Though the best way to figure out if your relative has coverage is to ask him or her, there are some situations where it’s not an option. For example, if your loved one lives with dementia or mental illness, he or she may not be able to tell you the status of his or her coverage. The same may be true if your relative has been
injured in a sudden accident or unforeseen medical emergency. If you need to know if your living relative has life insurance, you should follow the same steps listed above.
How To Claim Life Insurance After Death
First, alert the life insurance company to your intent to make a claim. Contact details will be on the insurer’s website and on the policy document. You can contact them by telephone, postal and, more frequently, using an online claim form.
To make the claim, make sure you have the following:
- The death certificate. Your funeral director can provide a certified copy of the death certificate for a fee. You will need to purchase several copies if you have more than one life insurance policy, and these documents are essential for other necessary administration. It is illegal to make your own copy of the death certificate and it will not be accepted as a valid document.
- Claim form. This is provided by the life insurance firm, and will require basic details including name, date of death, name of birth, and claimant details.
- The policy document itself.

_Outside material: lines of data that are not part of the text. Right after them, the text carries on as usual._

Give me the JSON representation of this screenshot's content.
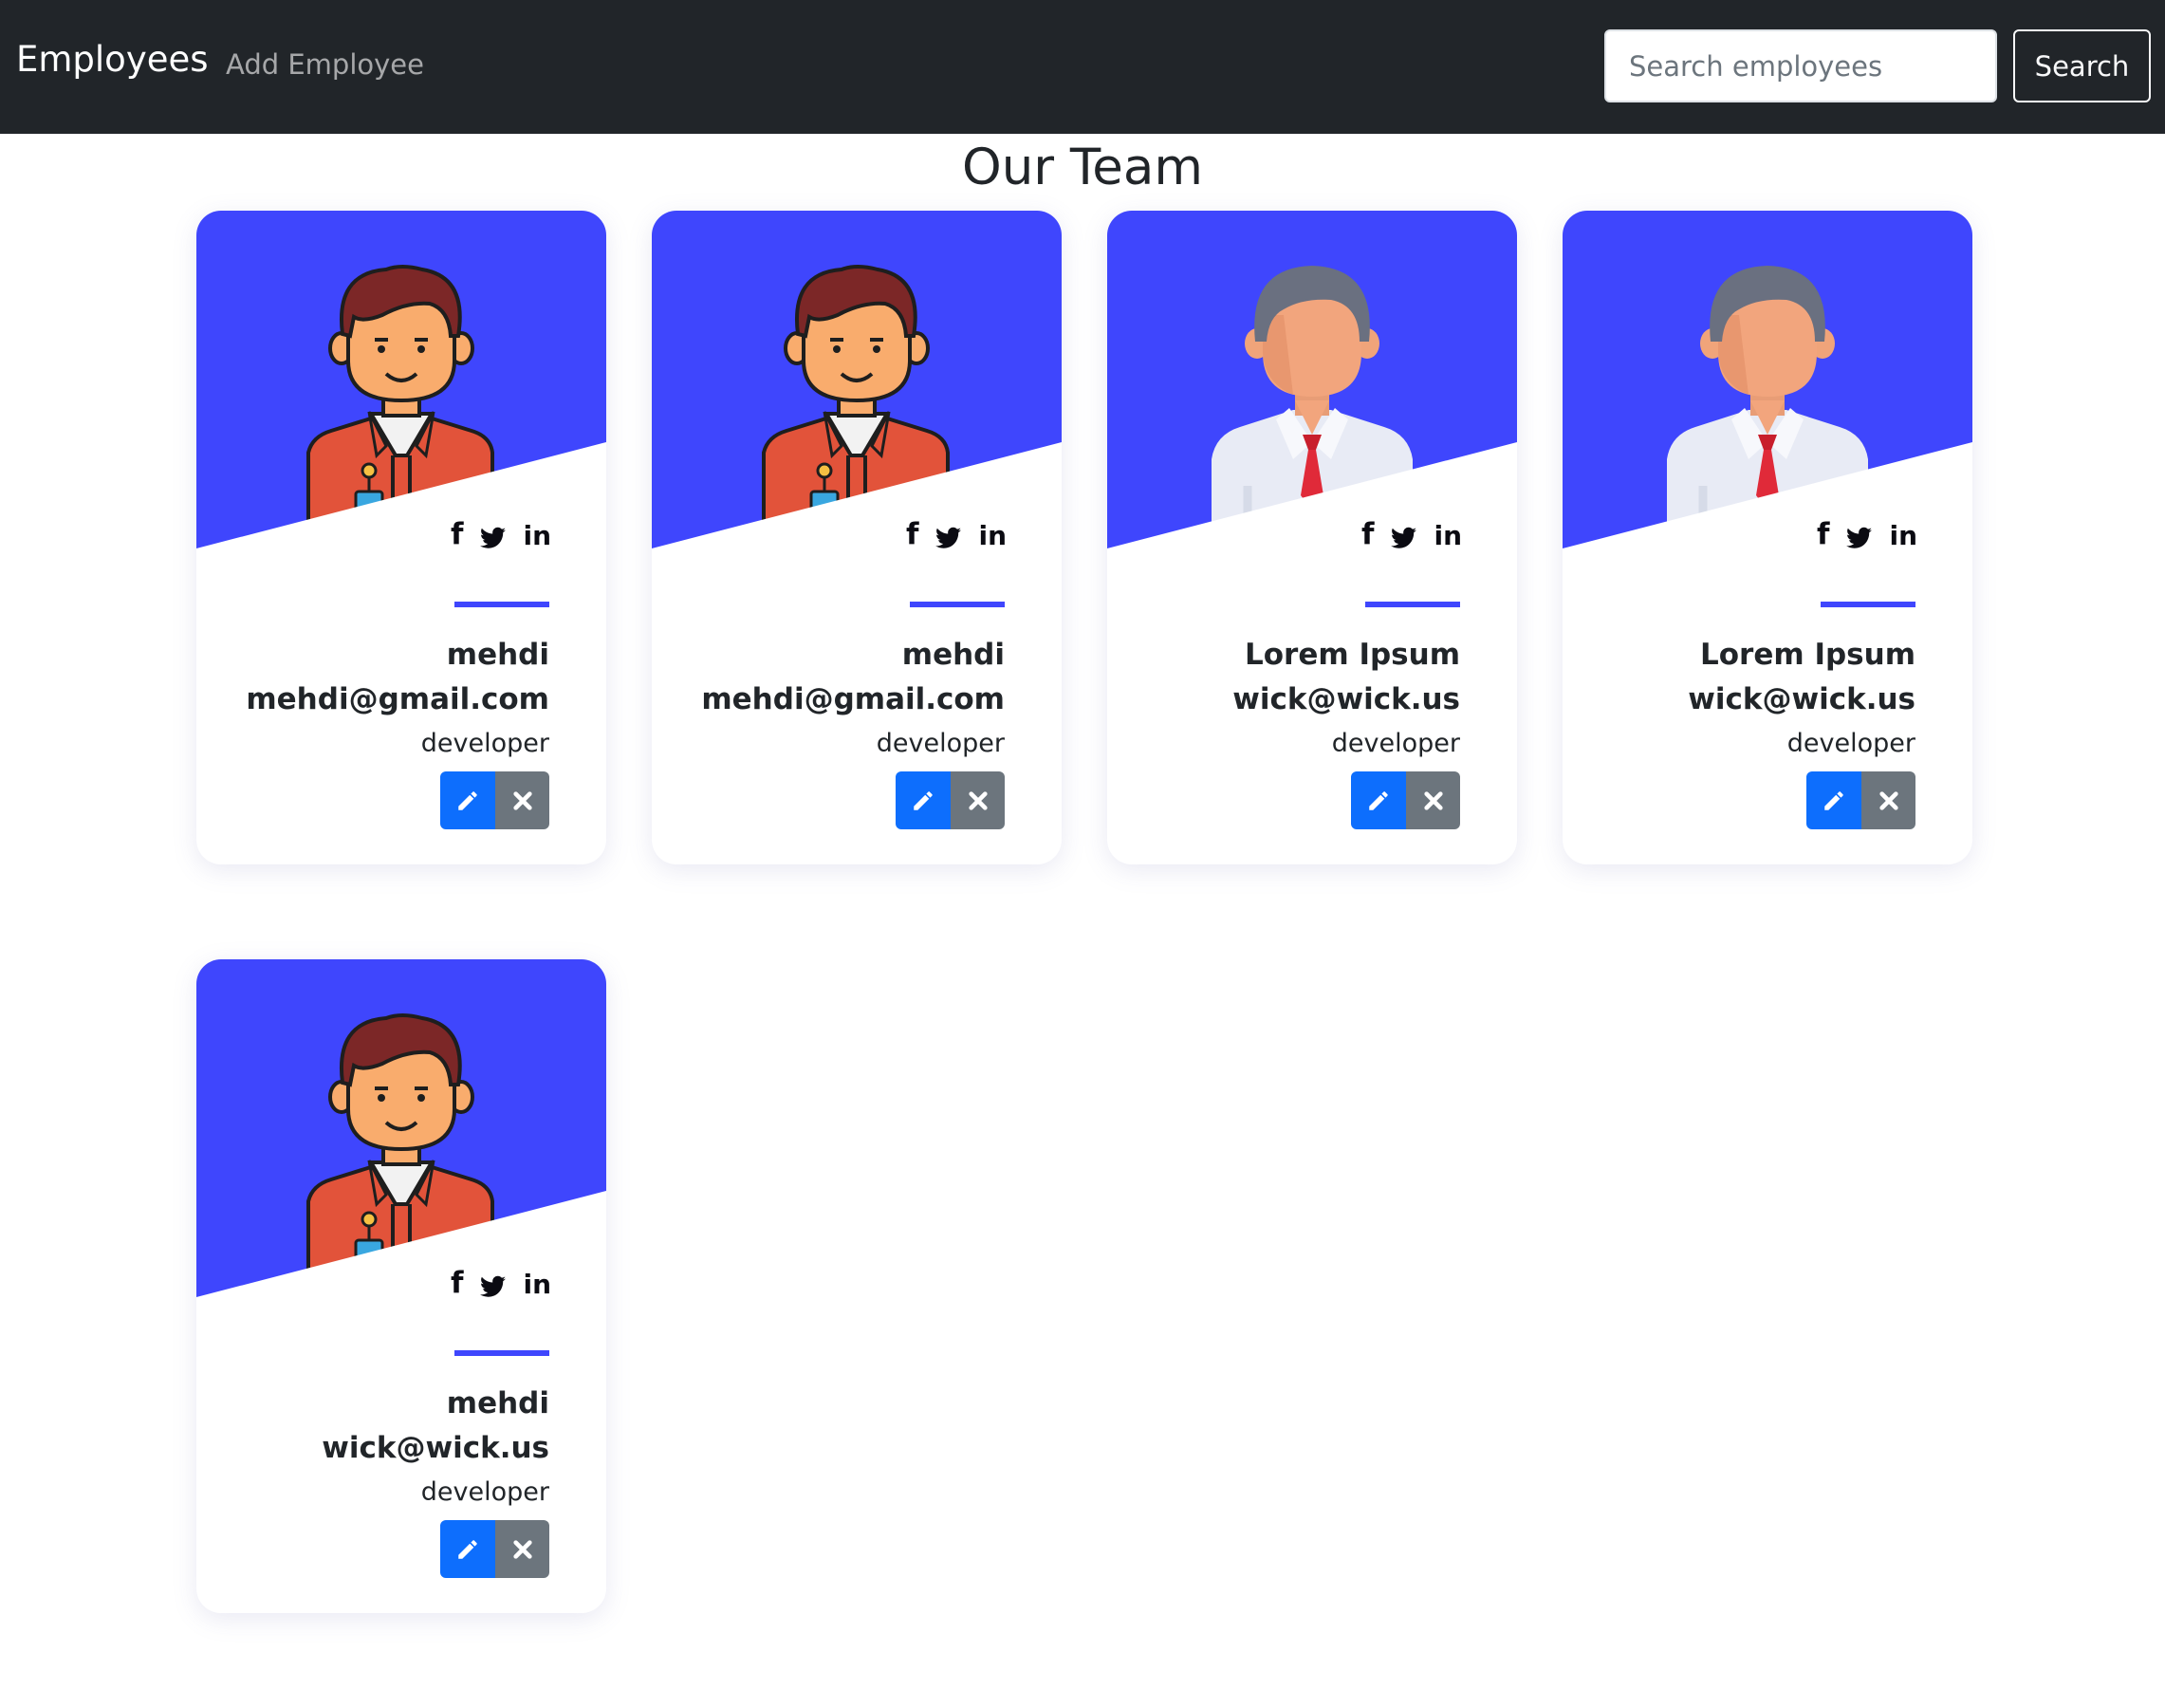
{
  "navbar": {
    "brand": "Employees",
    "add_link": "Add Employee",
    "search_placeholder": "Search employees",
    "search_button": "Search",
    "colors": {
      "background": "#212529",
      "text": "#ffffff"
    }
  },
  "page": {
    "title": "Our Team",
    "accent_color": "#3f46fd"
  },
  "cards": [
    {
      "name": "mehdi",
      "email": "mehdi@gmail.com",
      "role": "developer",
      "avatar": "casual-man-avatar",
      "social": [
        "facebook-icon",
        "twitter-icon",
        "linkedin-icon"
      ],
      "actions": [
        "edit-icon",
        "delete-icon"
      ]
    },
    {
      "name": "mehdi",
      "email": "mehdi@gmail.com",
      "role": "developer",
      "avatar": "casual-man-avatar",
      "social": [
        "facebook-icon",
        "twitter-icon",
        "linkedin-icon"
      ],
      "actions": [
        "edit-icon",
        "delete-icon"
      ]
    },
    {
      "name": "Lorem Ipsum",
      "email": "wick@wick.us",
      "role": "developer",
      "avatar": "business-man-avatar",
      "social": [
        "facebook-icon",
        "twitter-icon",
        "linkedin-icon"
      ],
      "actions": [
        "edit-icon",
        "delete-icon"
      ]
    },
    {
      "name": "Lorem Ipsum",
      "email": "wick@wick.us",
      "role": "developer",
      "avatar": "business-man-avatar",
      "social": [
        "facebook-icon",
        "twitter-icon",
        "linkedin-icon"
      ],
      "actions": [
        "edit-icon",
        "delete-icon"
      ]
    },
    {
      "name": "mehdi",
      "email": "wick@wick.us",
      "role": "developer",
      "avatar": "casual-man-avatar",
      "social": [
        "facebook-icon",
        "twitter-icon",
        "linkedin-icon"
      ],
      "actions": [
        "edit-icon",
        "delete-icon"
      ]
    }
  ],
  "icons": {
    "facebook_glyph": "f",
    "linkedin_glyph": "in"
  },
  "button_colors": {
    "edit": "#0d6efd",
    "delete": "#6c757d"
  }
}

When the insurance policy was issued, the company will have sent through a policy certificate. This maybe in a file with other important documents in a desk or cupboard.
Send the documents to the insurer via recorded delivery, as it can be lengthy and difficult to replace these documents if they get lost in the mail.